  • Does the class schedule fit into your current work schedule?
  • Can you balance your work, family and educational commitments to successfully complete the program?
  • Can you get support from your employer to complete the program? (Many of our professional programs in business and education are delivered part-time and require you to be working full-time.) Support may include time off to attend classes or financial support toward tuition fees.

Research-based Programs

Research-based programs are traditional graduate studies programs, where you are mentored by a faculty member to perform research, teach and learn. Before you apply to a research-based graduate program, here are some questions you should ask yourself.

  • Why are you interested in graduate studies? 
  • Are you curious about some aspect of our world that may lead you to become the world's expert on that topic?
  • Will completing a graduate studies program bring you closer to becoming a leader in your field?
  • What do you bring to the graduate student–thesis advisor relationship?

Looking for your graduate program
When you're looking for a graduate program, one way to begin is from your subject area

  • What have you read in your classes lately that changed the way you see the world? Was there an article or a book or a book chapter that really made you want to learn more about a topic, a way of doing research, or question that you need to explore?
  • Who wrote the piece? Track down what else they have written and read that. Do you find that their conceptual frameworks, theoretical approaches and methodologies appeal to you? Do you like the way they think?
  • Would you like to work with them and study similar topics or other topics from a similar perspective? Google them and read their website or departmental website. Do you think there are others in their department that you would like to take classes from, or work with?
  • Contact your possible supervisor and start a conversation with them. Are they still researching in the area you are interested in? Are they taking new students? Are they interested in supervising topics you are interested in?

What do you bring?
The three traits which faculty members look for in their potential graduate students:

  • academic performance
  • research potential and evidence of ability to perform at the graduate level
  • leadership

The first two traits are relatively easy to document on your academic record, including transcripts, research papers and conference presentations.

The third trait, leadership, is highly valued as it is evidence that you have the drive and potential to become a leader in your field. It is also highly valued by the major award granting agencies, such as Vanier, Trudeau, CIHR, SSHRC and NSERC.

Some evidence of leadership skills may include:

  • significant artistic achievements or professional involvement in the arts; athletic achievements; independent entrepreneurial activities
  • volunteer experience related to your academic discipline: mentoring; teaching; involvement in student government; organizing conferences; involvement in your professional society
  • community involvement: volunteering for non-profit organizations; political activity; elected positions

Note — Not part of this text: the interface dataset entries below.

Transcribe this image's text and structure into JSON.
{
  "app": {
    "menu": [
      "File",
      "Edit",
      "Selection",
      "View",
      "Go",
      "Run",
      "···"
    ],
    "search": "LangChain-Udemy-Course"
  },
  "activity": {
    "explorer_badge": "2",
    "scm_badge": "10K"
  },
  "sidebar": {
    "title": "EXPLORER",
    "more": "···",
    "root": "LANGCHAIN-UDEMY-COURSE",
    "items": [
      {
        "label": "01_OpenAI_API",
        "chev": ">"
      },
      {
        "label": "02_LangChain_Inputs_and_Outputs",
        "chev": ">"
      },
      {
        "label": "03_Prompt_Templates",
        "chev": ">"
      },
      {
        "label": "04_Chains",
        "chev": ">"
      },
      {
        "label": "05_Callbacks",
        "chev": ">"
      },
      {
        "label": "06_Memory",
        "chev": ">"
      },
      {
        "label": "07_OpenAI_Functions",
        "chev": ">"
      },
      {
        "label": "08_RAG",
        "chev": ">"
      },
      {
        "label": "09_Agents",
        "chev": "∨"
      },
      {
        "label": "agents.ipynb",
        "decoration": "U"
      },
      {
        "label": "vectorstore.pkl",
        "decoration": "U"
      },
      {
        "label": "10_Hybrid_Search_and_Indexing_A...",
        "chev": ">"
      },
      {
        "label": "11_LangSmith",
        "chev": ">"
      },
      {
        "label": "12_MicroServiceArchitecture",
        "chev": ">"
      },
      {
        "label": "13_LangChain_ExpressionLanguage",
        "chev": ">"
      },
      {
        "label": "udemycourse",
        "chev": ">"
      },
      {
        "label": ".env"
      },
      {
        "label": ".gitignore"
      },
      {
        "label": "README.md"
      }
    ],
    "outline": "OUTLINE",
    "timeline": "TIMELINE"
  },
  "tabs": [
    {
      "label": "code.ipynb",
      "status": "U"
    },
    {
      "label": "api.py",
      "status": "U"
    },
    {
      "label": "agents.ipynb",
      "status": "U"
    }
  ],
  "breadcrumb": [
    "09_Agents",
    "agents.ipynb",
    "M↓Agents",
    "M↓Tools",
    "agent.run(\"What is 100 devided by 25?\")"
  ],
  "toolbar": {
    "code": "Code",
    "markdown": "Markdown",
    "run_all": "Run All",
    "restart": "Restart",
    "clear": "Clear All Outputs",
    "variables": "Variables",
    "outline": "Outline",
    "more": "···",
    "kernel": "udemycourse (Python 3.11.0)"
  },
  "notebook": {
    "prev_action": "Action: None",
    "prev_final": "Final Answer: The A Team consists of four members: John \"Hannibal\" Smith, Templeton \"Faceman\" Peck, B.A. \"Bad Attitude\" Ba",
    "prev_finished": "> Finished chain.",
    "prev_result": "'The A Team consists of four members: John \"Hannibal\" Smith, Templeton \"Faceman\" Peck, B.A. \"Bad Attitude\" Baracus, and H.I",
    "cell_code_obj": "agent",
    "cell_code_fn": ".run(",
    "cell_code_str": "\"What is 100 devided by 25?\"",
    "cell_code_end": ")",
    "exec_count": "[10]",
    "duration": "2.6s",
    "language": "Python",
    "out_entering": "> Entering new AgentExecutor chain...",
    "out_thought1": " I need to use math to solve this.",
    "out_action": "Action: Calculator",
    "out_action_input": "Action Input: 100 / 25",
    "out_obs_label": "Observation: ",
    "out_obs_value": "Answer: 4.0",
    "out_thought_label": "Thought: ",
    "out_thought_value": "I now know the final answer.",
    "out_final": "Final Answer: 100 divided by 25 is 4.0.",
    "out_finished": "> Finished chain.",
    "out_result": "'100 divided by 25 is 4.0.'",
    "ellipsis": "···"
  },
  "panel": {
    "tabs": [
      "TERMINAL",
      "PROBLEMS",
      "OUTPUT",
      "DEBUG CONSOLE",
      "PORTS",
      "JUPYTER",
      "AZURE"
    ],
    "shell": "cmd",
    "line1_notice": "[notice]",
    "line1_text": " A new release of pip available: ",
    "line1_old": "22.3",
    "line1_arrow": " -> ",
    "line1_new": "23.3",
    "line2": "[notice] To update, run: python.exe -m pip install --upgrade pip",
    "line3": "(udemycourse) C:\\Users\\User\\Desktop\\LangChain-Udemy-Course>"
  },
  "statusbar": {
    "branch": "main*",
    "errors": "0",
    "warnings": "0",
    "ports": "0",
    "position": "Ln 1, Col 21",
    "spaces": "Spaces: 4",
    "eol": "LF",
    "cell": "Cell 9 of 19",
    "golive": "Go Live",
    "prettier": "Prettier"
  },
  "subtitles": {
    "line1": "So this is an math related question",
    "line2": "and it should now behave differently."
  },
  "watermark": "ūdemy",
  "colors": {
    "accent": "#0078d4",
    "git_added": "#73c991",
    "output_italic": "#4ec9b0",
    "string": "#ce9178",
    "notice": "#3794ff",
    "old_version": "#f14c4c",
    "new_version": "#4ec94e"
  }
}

Read through SFU's graduate student profiles, and you'll see that the students in our programs are not only academically excellent; they're also active contributors in shaping their communities.